DEQ monitors water quality in wake of recent flooding

Staff reports

The Louisiana Department of Environmental Quality, in collaboration with the U.S. Army Corps of Engineers and other state, federal and non-governmental partners, continues to assess and monitor water quality in the wake of the recent Mississippi River flood event that impacted Louisiana. In response to the opening of the Bonnet Carre’ Spillway and the Morganza Floodway, DEQ continues to take water quality samples along the Mississippi River, Atchafalaya River and Lake Pontchartrain Basin.

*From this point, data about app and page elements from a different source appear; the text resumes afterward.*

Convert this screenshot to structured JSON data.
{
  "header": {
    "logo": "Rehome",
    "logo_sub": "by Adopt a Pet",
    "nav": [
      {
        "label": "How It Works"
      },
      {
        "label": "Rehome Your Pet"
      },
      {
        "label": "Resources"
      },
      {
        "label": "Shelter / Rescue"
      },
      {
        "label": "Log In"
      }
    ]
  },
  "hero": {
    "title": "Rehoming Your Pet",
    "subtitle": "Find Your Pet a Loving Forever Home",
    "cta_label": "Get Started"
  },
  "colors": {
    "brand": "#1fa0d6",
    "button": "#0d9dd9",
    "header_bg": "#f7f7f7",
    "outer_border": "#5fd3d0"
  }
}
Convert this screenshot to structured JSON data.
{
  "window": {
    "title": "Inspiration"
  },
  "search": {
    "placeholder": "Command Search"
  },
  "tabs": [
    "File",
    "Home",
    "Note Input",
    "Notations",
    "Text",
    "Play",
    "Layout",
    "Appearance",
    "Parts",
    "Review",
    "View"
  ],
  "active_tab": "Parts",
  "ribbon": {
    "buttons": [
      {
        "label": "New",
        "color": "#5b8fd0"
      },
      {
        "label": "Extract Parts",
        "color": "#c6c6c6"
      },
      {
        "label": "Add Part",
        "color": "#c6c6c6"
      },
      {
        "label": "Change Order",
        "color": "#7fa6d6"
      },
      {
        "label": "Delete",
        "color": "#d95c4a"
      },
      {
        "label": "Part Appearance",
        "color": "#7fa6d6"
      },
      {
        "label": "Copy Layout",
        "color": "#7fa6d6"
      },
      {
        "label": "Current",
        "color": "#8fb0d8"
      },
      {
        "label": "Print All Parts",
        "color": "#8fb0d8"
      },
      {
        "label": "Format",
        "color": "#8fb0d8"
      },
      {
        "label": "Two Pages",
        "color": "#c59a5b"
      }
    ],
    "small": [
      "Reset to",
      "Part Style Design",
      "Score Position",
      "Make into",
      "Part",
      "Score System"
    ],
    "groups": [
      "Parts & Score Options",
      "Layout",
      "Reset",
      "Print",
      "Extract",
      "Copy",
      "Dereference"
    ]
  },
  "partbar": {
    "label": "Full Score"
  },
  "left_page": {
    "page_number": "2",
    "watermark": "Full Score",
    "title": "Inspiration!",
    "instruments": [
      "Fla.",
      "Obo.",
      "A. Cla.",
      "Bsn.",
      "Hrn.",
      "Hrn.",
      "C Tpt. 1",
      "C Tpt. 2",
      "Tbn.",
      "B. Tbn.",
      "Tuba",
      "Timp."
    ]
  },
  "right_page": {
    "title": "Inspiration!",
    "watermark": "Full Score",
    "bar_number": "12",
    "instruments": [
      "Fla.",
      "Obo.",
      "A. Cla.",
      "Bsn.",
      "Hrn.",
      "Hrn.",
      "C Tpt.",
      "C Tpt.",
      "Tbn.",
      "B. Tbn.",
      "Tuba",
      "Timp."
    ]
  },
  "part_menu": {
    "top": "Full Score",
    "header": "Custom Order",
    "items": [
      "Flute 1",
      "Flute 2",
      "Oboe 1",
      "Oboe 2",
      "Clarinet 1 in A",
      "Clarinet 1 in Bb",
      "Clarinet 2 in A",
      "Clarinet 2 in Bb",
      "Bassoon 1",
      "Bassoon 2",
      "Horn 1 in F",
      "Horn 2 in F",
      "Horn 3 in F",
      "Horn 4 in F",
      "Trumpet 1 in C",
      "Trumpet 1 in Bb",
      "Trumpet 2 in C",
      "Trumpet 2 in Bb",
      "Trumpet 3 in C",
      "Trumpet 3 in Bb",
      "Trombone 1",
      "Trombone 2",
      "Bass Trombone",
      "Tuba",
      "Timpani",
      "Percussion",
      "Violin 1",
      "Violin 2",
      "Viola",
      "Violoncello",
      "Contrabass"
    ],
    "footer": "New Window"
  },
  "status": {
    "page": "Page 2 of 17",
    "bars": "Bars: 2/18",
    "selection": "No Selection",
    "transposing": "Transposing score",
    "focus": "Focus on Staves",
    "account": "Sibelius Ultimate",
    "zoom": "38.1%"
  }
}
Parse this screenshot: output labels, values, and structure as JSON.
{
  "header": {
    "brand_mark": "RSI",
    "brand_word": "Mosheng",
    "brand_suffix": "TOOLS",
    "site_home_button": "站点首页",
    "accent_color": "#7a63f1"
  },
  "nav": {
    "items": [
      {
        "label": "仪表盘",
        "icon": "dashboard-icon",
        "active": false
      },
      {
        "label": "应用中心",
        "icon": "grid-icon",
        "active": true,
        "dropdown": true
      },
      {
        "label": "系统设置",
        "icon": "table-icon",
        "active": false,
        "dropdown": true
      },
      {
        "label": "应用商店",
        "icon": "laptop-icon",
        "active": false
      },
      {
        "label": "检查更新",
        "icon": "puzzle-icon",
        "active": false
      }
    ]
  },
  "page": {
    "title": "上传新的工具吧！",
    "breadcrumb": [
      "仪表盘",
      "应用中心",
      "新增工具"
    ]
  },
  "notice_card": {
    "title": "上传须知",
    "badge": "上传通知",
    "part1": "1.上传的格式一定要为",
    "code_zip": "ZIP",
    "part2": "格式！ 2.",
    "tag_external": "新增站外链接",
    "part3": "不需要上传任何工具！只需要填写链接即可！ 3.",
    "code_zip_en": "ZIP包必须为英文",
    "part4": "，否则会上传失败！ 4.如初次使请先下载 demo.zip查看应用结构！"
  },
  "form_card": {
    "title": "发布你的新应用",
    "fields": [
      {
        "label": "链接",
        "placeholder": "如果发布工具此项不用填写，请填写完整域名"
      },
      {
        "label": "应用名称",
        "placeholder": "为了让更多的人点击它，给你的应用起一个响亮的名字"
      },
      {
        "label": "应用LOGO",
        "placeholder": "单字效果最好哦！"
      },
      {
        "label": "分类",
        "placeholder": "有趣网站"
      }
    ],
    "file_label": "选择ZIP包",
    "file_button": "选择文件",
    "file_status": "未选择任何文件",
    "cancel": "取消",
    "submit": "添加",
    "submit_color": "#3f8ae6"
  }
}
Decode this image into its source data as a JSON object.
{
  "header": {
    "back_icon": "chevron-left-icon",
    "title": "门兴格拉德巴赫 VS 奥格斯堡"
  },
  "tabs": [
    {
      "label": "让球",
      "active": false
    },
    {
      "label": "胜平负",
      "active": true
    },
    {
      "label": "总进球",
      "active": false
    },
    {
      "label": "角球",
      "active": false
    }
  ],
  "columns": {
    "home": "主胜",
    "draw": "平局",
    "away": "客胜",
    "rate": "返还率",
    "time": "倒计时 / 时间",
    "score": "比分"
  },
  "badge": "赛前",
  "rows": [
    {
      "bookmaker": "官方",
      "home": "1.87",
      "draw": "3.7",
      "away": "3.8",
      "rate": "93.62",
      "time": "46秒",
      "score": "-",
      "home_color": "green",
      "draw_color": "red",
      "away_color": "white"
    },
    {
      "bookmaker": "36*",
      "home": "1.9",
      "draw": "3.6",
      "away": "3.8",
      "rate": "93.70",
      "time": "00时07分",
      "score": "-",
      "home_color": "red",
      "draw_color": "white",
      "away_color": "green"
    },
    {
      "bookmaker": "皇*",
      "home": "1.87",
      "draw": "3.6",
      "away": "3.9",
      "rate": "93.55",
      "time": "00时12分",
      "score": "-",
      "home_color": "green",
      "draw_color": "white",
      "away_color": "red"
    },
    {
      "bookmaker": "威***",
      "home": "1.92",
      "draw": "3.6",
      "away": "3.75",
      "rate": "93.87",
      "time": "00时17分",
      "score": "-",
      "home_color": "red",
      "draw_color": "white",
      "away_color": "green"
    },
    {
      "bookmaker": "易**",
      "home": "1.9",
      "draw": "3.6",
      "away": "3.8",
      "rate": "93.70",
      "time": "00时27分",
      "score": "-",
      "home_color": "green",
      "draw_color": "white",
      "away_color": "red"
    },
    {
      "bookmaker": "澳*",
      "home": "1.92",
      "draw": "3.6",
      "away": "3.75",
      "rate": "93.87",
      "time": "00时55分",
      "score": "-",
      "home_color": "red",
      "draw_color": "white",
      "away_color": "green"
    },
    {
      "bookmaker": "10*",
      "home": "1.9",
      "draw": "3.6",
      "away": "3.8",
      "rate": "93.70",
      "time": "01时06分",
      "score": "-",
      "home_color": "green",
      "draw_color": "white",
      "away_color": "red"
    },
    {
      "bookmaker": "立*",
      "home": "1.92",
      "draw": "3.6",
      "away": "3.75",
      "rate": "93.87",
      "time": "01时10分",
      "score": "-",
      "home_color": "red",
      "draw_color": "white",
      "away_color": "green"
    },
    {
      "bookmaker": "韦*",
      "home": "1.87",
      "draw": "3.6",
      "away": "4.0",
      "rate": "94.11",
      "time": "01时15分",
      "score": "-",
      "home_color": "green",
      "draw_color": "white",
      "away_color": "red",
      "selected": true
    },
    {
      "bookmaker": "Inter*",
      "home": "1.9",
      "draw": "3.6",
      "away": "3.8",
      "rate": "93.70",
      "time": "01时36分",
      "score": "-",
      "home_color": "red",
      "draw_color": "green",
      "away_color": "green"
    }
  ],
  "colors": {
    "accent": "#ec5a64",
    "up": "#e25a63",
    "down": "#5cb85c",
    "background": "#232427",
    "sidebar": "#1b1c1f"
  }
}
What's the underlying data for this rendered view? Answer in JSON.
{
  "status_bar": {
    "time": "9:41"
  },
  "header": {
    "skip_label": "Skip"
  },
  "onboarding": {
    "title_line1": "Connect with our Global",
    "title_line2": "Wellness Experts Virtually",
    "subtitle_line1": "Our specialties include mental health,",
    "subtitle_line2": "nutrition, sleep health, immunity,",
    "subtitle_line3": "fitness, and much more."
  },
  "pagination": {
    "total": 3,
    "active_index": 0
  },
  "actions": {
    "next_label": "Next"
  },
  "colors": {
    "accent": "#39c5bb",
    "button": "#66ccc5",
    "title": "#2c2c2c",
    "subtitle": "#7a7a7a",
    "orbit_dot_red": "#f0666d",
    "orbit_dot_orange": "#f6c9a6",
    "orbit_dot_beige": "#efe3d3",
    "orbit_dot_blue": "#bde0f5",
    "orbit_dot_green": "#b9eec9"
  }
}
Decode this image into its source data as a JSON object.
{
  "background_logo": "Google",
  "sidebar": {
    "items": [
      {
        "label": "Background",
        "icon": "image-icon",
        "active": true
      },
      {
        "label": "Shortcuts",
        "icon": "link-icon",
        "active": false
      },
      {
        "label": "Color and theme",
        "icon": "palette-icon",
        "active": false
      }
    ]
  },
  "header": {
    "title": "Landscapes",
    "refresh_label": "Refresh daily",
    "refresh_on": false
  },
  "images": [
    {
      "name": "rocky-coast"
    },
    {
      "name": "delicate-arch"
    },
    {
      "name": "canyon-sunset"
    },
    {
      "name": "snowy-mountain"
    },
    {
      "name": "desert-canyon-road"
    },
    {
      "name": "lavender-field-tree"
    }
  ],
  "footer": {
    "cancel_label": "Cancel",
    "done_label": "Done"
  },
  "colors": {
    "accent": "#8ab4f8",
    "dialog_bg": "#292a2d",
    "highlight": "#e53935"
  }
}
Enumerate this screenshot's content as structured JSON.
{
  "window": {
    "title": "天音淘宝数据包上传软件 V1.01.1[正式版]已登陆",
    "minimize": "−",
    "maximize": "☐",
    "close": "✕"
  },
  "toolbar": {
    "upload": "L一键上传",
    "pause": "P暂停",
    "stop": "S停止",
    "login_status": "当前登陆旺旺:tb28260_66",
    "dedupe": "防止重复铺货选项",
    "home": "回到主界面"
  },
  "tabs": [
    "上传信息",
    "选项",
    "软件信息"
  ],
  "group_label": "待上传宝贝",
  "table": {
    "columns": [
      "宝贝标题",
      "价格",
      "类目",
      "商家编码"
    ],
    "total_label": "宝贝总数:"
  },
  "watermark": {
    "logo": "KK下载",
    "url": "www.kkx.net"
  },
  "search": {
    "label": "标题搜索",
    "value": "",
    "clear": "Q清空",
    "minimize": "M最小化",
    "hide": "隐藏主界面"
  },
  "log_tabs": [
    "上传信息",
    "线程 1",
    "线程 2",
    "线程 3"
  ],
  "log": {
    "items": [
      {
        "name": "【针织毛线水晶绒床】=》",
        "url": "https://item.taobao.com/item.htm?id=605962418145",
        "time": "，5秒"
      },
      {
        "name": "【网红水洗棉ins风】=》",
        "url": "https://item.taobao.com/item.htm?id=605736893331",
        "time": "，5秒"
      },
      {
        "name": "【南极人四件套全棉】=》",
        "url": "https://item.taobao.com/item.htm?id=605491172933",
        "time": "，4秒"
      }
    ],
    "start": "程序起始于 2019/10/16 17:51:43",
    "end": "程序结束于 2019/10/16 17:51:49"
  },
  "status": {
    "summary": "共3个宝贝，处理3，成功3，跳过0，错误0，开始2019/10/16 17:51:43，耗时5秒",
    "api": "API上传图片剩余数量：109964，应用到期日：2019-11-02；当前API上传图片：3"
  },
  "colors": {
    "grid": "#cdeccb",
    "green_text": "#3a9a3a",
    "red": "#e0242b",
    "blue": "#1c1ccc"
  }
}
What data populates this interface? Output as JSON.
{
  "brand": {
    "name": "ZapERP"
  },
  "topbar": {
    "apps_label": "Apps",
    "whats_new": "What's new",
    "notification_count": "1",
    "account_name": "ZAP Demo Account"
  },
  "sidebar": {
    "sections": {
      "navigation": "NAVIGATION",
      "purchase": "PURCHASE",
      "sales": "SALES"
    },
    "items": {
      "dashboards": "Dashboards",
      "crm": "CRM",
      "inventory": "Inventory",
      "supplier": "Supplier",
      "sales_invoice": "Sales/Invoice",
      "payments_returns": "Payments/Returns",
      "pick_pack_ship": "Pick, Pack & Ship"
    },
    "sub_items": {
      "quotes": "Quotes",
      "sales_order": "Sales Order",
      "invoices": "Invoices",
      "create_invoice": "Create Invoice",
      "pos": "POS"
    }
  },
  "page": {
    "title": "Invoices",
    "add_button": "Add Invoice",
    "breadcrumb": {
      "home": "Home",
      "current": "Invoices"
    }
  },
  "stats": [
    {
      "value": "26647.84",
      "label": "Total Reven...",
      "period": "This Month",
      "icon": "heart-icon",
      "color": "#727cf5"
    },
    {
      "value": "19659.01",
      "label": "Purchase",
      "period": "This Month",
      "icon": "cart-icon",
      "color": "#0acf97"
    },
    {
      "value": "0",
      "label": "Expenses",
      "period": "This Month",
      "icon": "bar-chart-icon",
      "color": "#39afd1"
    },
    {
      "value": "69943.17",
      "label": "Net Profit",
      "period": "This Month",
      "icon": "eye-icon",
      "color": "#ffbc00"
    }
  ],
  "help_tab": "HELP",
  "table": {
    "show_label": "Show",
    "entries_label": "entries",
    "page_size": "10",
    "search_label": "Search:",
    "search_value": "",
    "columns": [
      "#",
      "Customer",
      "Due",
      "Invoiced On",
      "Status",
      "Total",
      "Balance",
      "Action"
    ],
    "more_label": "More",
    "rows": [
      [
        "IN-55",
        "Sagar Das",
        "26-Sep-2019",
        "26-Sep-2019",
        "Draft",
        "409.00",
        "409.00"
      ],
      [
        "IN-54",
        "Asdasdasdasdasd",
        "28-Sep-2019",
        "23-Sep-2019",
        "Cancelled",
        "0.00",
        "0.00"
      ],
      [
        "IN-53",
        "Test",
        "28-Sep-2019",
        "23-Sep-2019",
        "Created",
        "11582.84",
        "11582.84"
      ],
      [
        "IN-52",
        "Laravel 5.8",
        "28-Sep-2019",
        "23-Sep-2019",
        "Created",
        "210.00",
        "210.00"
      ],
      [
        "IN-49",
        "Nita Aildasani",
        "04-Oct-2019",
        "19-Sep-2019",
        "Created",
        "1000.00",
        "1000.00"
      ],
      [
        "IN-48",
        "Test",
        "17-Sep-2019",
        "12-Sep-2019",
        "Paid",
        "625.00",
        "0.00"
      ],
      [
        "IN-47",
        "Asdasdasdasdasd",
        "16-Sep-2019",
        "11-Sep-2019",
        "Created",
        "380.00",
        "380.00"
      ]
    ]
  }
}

As a result of the cresting of the Mississippi River last spring, the Bonnet Carre’ Spillway was opened in May to relieve pressure on the New Orleans area levees. During that period, Mississippi River water flowed through the spillway, entered Lake Pontchartrain and made its way into Breton Sound, Chandeleur Sound and Mississippi Sound. The Morganza Floodway was also opened in May to relieve pressure on the Baton Rouge area levees. During that period, Mississippi River water flowed through the Morganza floodway and eventually into the Gulf of Mexico. Prior to the events, DEQ developed sampling plans that established water monitoring strategies for Lake Pontchartrain and Morganza floodway waters. The plans were implemented in order to identify and address any possible issues that may have an impact on water quality.

“Before, during and after the flooding event, DEQ scientists took water samples and handled them in accordance with established standard operating procedures associated with DEQ’s Ambient Water Quality Monitoring Network,” said DEQ Staff Scientist Jeff Dauzat. “When algal blooms are observed, additional sampling is conducted to determine if harmful algal species are present. Thus far, we have found that while indicators of algal populations show increases above non-diversion years, they are currently below other years when diversions occurred.  The DEQ will continue to monitor for the development of potentially harmful algal blooms.”